Arun M. Kumar
Every year, on Mahatma Gandhi’s birth anniversary, I find myself reflecting on the lessons on leadership that are among his legacies.
Those who aspire to lead can learn from Gandhi that the most meaningful goal of leadership is to inspire. Not to demand or command, but to inspire. The leaders most respected for leaving their mark on the world, their countries, or their organizations have been those who have inspired people to act and perform.
What can we learn from Gandhi’s own development as a leader, one whose life and messages have been an enormous source of inspiration worldwide?
To inspire, one must be oneself inspired. Where did Gandhi find his wellsprings of inspiration?
Reading was one source. Gandhi read widely and deeply. Gandhi turned to the Gita, his true introduction to it came when he was in England, from Sir Edwin Arnold’s The Song Celestial. The Gita became his lifelong guide, and its message of duty and selfless action motivated his life. Gandhi read The New Testament and was drawn by the messages in the Sermon on the Mount. Indeed, his life’s mission can well be defined by the beatitudes of that sermon: supporting the poor and the weak, pursuing peace and kindness. He read and corresponded with Leo Tolstoy; they both shared a veneration for Socrates, Buddha and other thoughtful leaders. He found John Ruskin’s book “Unto This Last” to be transformative and translated it into Gujarati. Gandhi’s lessons of Sarvodaya, the welfare of all, came from Ruskin’s philosophy. Gandhi was inspired by the American transcendentalists, particularly Henry David Thoreau and Ralph Waldo Emerson whose writings shaped his concept of self-reliance.

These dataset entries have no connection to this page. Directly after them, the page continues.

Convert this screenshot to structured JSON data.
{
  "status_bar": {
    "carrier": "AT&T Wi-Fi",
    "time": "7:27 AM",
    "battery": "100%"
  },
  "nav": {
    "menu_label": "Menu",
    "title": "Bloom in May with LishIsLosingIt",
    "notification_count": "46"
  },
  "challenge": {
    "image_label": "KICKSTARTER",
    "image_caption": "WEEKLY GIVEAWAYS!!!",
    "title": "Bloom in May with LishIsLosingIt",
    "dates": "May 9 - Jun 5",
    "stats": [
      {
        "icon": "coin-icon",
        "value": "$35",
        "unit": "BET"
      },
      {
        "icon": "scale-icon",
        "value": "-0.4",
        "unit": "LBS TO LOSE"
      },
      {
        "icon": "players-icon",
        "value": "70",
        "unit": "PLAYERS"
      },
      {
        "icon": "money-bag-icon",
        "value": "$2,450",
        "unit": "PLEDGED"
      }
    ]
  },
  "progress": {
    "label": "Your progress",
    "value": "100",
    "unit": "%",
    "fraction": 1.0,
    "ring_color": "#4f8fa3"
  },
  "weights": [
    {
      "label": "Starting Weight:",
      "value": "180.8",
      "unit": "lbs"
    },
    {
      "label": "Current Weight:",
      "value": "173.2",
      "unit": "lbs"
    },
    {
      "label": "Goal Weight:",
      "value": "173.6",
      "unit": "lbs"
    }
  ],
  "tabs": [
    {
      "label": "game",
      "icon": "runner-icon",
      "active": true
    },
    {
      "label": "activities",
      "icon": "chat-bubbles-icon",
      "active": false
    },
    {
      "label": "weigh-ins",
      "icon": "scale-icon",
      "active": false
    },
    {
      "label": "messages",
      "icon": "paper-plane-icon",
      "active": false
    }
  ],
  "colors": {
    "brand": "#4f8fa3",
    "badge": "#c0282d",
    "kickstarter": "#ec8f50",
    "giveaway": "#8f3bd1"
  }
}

Another source of learning came from interacting with people who were inspiring, some of them became his philosophical mentors. Gandhi famously saw Gopal Krishna Gokhale as his teacher. A less well-known guide to Gandhi was Shrimad Rajchandra, who he referred to as Raychandbhai. A diamond merchant in Bombay, Raychandbhai was also a poet and philosopher. Gandhi would write to him with questions that would be promptly responded to.
Gandhi surrounded himself with people who were themselves inspiring. His collaborators included thoughtful individuals of diverse backgrounds and of high intellect. Just a small sample: Sarojini Naidu the poet, Jawaharlal Nehru who was an extraordinary thinker and writer, Sardar Vallabhbhai who was an accomplished lawyer, and Charlie Andrews, the educator and Christian missionary.
What made Gandhi inspiring?
Most importantly, he had a clear, bold, and unselfish mission. He aimed to make India free of foreign rule and to rid it of division and discrimination. This was a mission that was not about him. When India attained freedom, he resigned his four-anna membership of the Indian National Congress. He did not seek power or position in independent India.
Gandhi captured the imagination of people and unified them. The Dandi march was an early example of a simple act, of taking salt from the sea, that became a dramatic symbol of defiance against unjust rule. His encouragement of khadi, and images of him spinning cotton, sent a clear message of resisting British products as millions of women took to spinning and weaving handloom cotton in solidarity.
He was authentic, he did as he said. He wrote, “My life is my message.” His integrity was never in doubt. When he made a mistake, he owned up to it and undertook acts of penitence to underscore his accountability.
Gandhi was courageous, physically, and mentally. In the cause of his goals, he was willing to be physically assaulted, to subject himself to ordeals like fasting. Mentally, of course, he stood up to the powerful United Kingdom, then rulers of India.
Gandhi conducted himself in politics with decency and grace that invoked respect. He was respectful in his dealings with both friends and adversaries. In a letter to President Franklin Delano Roosevelt, in July 1942, when he wrote that the British should “unreservedly….and immediately withdraw their rule”, and unambiguously stated his “intense dislike of British rule,” he also mentioned “the good wishes” he had for Great Britain and his “numerous personal friends in England who I love as dearly as my own people.”
Gandhi’s messages and actions inspired generations of leaders and change-makers the world over. Martin Luther King Jr. adopted methods of non-violent protest and wrote of how Gandhi had influenced his own activism. He saw how Gandhi’s satyagraha was a way to use truth and love to fight oppression. Shortly after the successful Montgomery Bus Boycott in 1956, King declared that “Christ showed us the way, and Gandhi in India showed it could work.”
Former US President Barack Obama, who had a portrait of Mahatma Gandhi in his Senate office, has written, “As a young man, I’d studied his writings and found him giving voice to some of my deepest instincts…. More than anything, though, my fascination with India had to do with Mahatma Gandhi. Along with Lincoln, King, and Mandela, Gandhi had profoundly influenced my thinking.”